Johnny, the kitchen sink has been clogged for days, some utensil probably fell down there. And the Drano won’t work but smells dangerous, and the crusty dishes have piled up
waiting for the plumber I still haven’t called. This is the everyday we spoke of. It’s winter again: the sky’s a deep, headstrong blue, and the sunlight pours through
the open living-room windows because the heat’s on too high in here and I can’t turn it off. For weeks now, driving, or dropping a bag of groceries in the street, the bag breaking,
I’ve been thinking: This is what the living do. And yesterday, hurrying along those wobbly bricks in the Cambridge sidewalk, spilling my coffee down my wrist and sleeve,
I thought it again, and again later, when buying a hairbrush: This is it. Parking. Slamming the car door shut in the cold. What you called that yearning.
What you finally gave up. We want the spring to come and the winter to pass. We want whoever to call or not call, a letter, a kiss–we want more and more and then more of it.
But there are moments, walking, when I catch a glimpse of myself in the window glass, say, the window of the corner video store, and I’m gripped by a cherishing so deep
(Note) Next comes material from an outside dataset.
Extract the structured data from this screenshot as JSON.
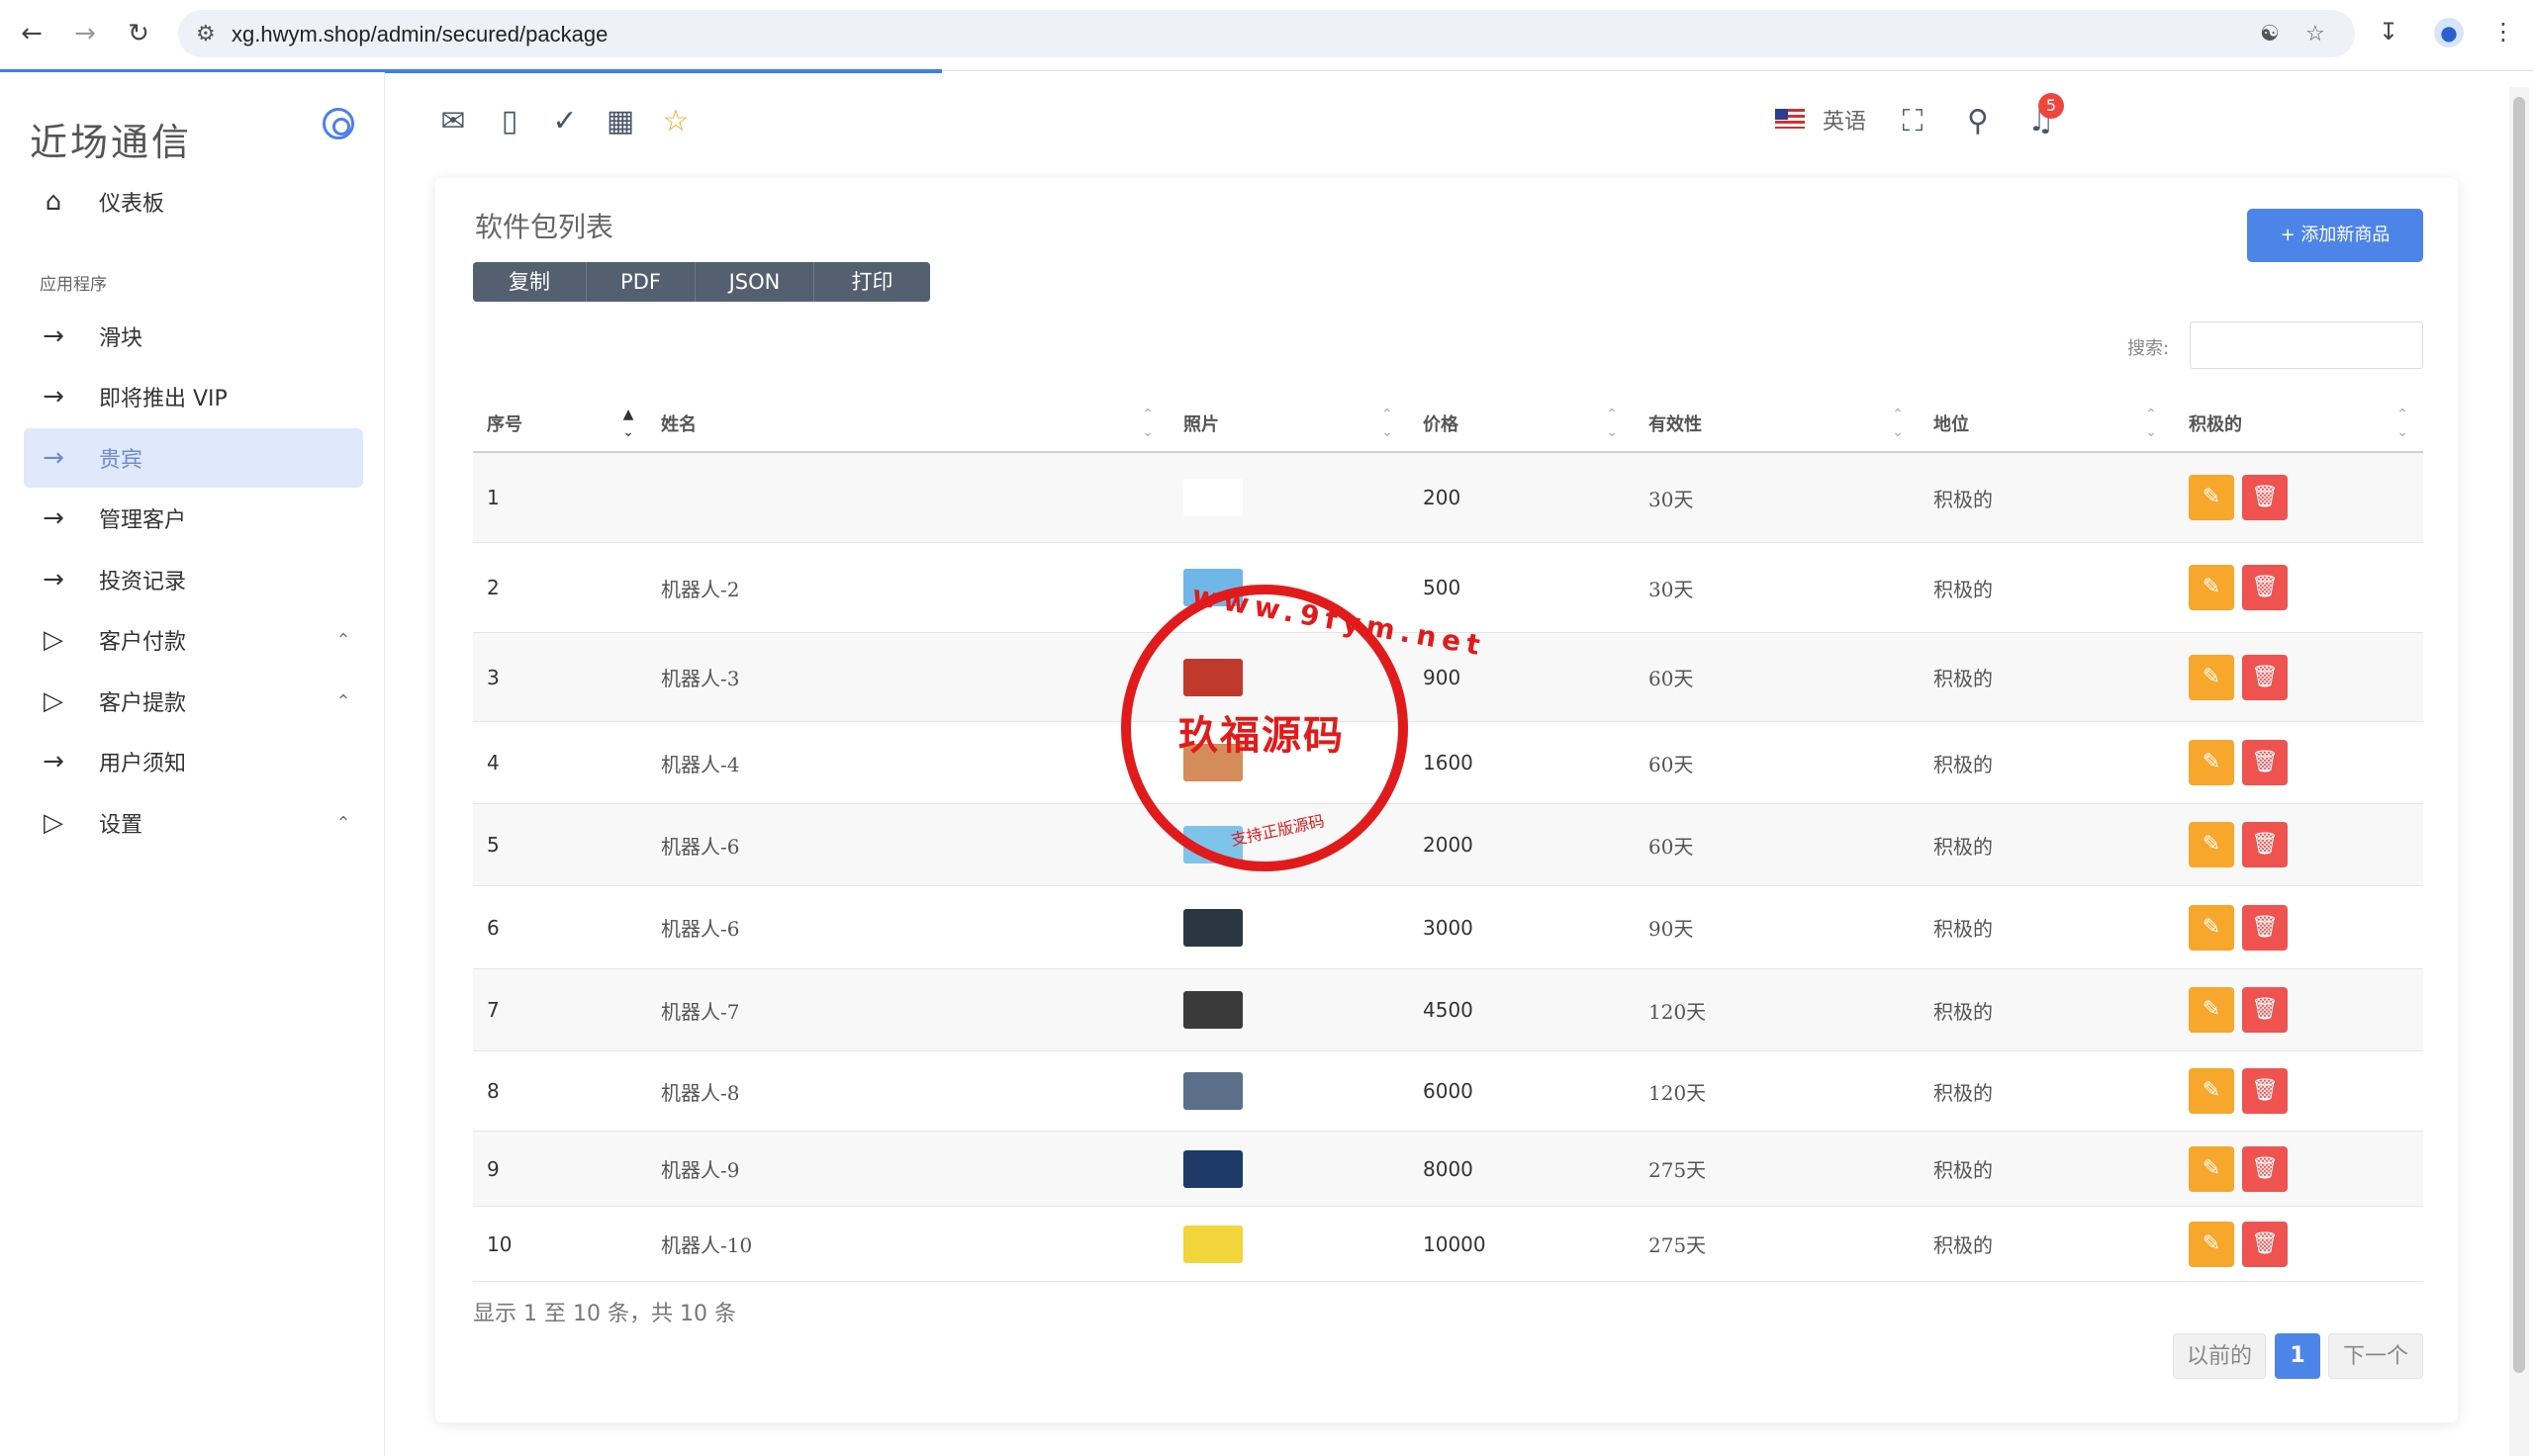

for my own blowing hair, chapped face, and unbuttoned coat that I’m speechless: I am living. I remember you.
I read this poem yesterday, and I haven’t been able to stop thinking about it.
I don’t know if a poem has ever explained so well the contradiction between “that yearning”–that part of you that wants and wants and wants–and reality. That yearning is always there: “We want the spring to come and the winter to pass. We want / whoever to call or not call, a letter, a kiss–we want more and more and then more of it.” I don’t think that part of you ever dies, because it’s what propels you forward. But that’s not “what the living do.” What the living do is leave crusty dishes and forget or refuse to call the plumber, drop a bag of groceries on the street and watch the bag break, spill coffee down their sleeves. What the living do is live imperfect lives, each day.
“This is what the living do.”
The speaker addresses this poem to Johnny, who did the opposite. He stopped parking the car and slamming the car door shut in the cold; he stopped living. The speaker says this is “What you finally gave up.” He gave up all of the small, meaningless tasks we have to do every day.
But he also gave up on the small moments of clarity we sometimes have. The speaker says: “But there are moments, walking, when I catch a glimpse of myself in the window glass, / say, the window of the corner video store, and I’m gripped by a cherishing so deep / for my own blowing hair, chapped face, and unbuttoned coat that I’m speechless: / I am living. I remember you.”
The speaker continues on despite her hurt and loss and longing, and she finds “a cherishing so deep” for the reality of her chapped life. Because, “This is it.” This is life. What the living must do is what the speaker finally does: she finds a way to appreciate her life. She doesn’t give up.